» Data to use
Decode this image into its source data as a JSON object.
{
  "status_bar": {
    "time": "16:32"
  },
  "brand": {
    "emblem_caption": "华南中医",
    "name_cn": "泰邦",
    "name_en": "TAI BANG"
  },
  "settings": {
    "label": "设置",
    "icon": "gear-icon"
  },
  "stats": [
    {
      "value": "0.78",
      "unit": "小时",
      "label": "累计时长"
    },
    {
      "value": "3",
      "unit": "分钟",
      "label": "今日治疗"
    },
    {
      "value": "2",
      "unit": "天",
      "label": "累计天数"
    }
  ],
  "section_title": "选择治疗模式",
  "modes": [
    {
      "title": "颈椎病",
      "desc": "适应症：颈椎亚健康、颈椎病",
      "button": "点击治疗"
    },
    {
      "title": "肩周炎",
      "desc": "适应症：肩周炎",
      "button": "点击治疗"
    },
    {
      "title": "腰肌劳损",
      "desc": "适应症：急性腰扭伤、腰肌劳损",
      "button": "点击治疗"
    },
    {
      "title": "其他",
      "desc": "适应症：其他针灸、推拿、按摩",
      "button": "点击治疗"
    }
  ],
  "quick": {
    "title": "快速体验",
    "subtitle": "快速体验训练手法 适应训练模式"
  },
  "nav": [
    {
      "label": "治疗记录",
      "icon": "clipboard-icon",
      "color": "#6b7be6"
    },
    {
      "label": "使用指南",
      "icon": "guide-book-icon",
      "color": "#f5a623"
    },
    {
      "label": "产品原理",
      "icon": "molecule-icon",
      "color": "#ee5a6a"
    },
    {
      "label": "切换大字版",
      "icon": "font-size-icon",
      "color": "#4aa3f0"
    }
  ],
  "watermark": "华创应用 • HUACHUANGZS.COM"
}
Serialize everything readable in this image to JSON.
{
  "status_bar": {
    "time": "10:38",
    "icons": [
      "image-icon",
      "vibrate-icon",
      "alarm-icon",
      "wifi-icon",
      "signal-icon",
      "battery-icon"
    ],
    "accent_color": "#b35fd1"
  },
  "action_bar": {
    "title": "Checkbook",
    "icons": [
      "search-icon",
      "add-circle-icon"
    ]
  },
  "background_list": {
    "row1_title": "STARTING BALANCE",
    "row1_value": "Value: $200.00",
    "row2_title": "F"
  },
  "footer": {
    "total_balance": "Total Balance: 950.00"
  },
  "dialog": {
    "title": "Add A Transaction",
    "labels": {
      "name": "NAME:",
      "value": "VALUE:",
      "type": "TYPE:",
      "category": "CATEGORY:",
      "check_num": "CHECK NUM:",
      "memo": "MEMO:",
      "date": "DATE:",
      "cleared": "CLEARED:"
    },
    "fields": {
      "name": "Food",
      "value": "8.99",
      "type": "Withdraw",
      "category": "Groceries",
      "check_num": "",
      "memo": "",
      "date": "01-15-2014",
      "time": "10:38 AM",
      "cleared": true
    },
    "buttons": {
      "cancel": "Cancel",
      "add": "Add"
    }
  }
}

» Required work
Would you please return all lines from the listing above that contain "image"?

» Task solution
Decode this image into its source data as a JSON object.
Serialize everything readable in this image to JSON.
      "image-icon",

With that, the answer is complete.